As of February 8, 2006, my net worth is $156,575.39. Physical assets like car and personal items were not included. Assets (type - amount - % of total assets): Cash - $84,596.47 - 47.19% Stocks - $20,751.99 - 11.58% Retirement - $73,933.32 - 41.24% (Combination of stocks, cash) Liabilities: Credit Cards - $6,100 (Mostly 0% interest) Car Loan - $16,606.39 @ 4.25% I'm a fairly conservative person, although considering my age, I should be more aggressive. I've found I sleep better knowing my money is growing safely, albeit not in large amounts. As time goes on, I may change. Posting my net worth is a little uncomfortable. But for sometime now, I've been enjoying blogs like 2million's and Neo's Nest Egg, so I thought I should contribute too. There are so many good blogs out there. I don't have a fancy application to track my finances. All I do is use an Excel spreadsheet with two main sections, Assets and Liabilities. Every month, I go through my accounts and update the spreadsheet. I like it, and it works for me. I plan on posting my net worth montly, but we'll see how that goes :). I do hope that I can invest in my own home and more stocks later.
As a lender: High returns. An interesting way to use cash. A great social experiment.
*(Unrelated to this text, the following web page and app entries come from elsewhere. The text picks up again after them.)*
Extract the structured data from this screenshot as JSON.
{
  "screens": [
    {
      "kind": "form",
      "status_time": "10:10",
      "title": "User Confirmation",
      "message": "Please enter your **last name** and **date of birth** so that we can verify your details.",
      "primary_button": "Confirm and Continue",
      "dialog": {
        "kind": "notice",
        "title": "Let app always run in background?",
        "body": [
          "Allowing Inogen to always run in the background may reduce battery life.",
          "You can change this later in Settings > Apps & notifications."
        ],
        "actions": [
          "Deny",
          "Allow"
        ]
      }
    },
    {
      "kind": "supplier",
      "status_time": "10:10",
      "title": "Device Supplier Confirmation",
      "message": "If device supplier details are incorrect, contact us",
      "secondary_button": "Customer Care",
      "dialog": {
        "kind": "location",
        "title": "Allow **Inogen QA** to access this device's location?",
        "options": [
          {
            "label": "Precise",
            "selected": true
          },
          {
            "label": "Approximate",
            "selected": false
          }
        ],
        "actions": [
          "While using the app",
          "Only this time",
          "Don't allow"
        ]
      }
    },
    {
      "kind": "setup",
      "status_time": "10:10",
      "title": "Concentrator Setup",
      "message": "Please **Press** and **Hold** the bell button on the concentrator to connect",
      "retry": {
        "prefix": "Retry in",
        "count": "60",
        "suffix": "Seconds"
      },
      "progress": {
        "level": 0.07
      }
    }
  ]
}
As a borrower: You request rates. Chance of a loan, where banks and credit unions declined. A great social experiment. With all the investment vehicles out there, why would someone want to lend money to people you don't know? Conceptually, I think prosper.com is a great idea--help your fellow person out, in return you get good karma? I call BS. Folks lend money because there's a high interest return. Reading the requests for money on the site is a little disturbing with a picture of the family, or use of a child, people try and get sympathy, which in turn leads to people lending money at a lower interest rate to high risk individuals. Yes, on occassion the person on the other side might be someone out of their luck honestly trying to make a mends, but I bet there are just as many scammers. Ah the whole idea is just odd. And besides, why would I want the world to know I need money? For those who are doing it, good for you. For me, I'll stay away...for now.